**ACTIVITY:** Would you please restate all of the data exactly?

[LISTED RECORDS — start]

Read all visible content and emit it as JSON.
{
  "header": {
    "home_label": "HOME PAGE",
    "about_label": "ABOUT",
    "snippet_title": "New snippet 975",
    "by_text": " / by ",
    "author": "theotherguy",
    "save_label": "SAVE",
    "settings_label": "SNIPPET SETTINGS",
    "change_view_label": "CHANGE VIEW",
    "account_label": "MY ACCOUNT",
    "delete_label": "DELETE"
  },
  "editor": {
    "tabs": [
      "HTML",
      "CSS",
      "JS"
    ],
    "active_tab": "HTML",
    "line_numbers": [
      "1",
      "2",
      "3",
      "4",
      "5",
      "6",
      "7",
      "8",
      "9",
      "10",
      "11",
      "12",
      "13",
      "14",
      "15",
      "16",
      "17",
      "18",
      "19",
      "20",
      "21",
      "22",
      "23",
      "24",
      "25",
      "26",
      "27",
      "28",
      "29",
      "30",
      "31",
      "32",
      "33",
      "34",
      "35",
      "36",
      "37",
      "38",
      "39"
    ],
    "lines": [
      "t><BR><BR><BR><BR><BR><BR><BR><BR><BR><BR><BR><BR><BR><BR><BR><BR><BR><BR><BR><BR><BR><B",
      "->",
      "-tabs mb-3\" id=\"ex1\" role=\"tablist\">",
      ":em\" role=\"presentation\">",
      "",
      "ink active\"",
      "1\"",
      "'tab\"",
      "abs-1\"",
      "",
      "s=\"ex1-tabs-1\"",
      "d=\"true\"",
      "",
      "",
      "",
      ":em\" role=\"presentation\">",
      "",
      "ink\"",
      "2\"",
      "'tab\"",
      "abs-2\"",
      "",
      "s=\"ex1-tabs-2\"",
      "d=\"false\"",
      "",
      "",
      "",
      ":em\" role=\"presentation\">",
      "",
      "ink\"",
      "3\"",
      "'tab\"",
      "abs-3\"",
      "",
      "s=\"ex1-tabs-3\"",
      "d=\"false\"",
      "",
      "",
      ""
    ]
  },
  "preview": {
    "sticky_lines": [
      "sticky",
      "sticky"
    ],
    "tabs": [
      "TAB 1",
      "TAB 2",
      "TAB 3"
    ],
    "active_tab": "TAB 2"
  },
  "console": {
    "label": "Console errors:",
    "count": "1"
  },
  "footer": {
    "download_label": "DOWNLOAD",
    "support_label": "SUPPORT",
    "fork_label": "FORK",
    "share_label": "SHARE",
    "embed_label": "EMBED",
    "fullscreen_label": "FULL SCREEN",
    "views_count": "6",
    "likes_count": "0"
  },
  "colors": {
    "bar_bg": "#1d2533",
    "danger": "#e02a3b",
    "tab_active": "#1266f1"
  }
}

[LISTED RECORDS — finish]

**ANSWER TO THIS PROBLEM:**
Read all visible content and emit it as JSON.
{
  "header": {
    "home_label": "HOME PAGE",
    "about_label": "ABOUT",
    "snippet_title": "New snippet 975",
    "by_text": " / by ",
    "author": "theotherguy",
    "save_label": "SAVE",
    "settings_label": "SNIPPET SETTINGS",
    "change_view_label": "CHANGE VIEW",
    "account_label": "MY ACCOUNT",
    "delete_label": "DELETE"
  },
  "editor": {
    "tabs": [
      "HTML",
      "CSS",
      "JS"
    ],
    "active_tab": "HTML",
    "line_numbers": [
      "1",
      "2",
      "3",
      "4",
      "5",
      "6",
      "7",
      "8",
      "9",
      "10",
      "11",
      "12",
      "13",
      "14",
      "15",
      "16",
      "17",
      "18",
      "19",
      "20",
      "21",
      "22",
      "23",
      "24",
      "25",
      "26",
      "27",
      "28",
      "29",
      "30",
      "31",
      "32",
      "33",
      "34",
      "35",
      "36",
      "37",
      "38",
      "39"
    ],
    "lines": [
      "t><BR><BR><BR><BR><BR><BR><BR><BR><BR><BR><BR><BR><BR><BR><BR><BR><BR><BR><BR><BR><BR><B",
      "->",
      "-tabs mb-3\" id=\"ex1\" role=\"tablist\">",
      ":em\" role=\"presentation\">",
      "",
      "ink active\"",
      "1\"",
      "'tab\"",
      "abs-1\"",
      "",
      "s=\"ex1-tabs-1\"",
      "d=\"true\"",
      "",
      "",
      "",
      ":em\" role=\"presentation\">",
      "",
      "ink\"",
      "2\"",
      "'tab\"",
      "abs-2\"",
      "",
      "s=\"ex1-tabs-2\"",
      "d=\"false\"",
      "",
      "",
      "",
      ":em\" role=\"presentation\">",
      "",
      "ink\"",
      "3\"",
      "'tab\"",
      "abs-3\"",
      "",
      "s=\"ex1-tabs-3\"",
      "d=\"false\"",
      "",
      "",
      ""
    ]
  },
  "preview": {
    "sticky_lines": [
      "sticky",
      "sticky"
    ],
    "tabs": [
      "TAB 1",
      "TAB 2",
      "TAB 3"
    ],
    "active_tab": "TAB 2"
  },
  "console": {
    "label": "Console errors:",
    "count": "1"
  },
  "footer": {
    "download_label": "DOWNLOAD",
    "support_label": "SUPPORT",
    "fork_label": "FORK",
    "share_label": "SHARE",
    "embed_label": "EMBED",
    "fullscreen_label": "FULL SCREEN",
    "views_count": "6",
    "likes_count": "0"
  },
  "colors": {
    "bar_bg": "#1d2533",
    "danger": "#e02a3b",
    "tab_active": "#1266f1"
  }
}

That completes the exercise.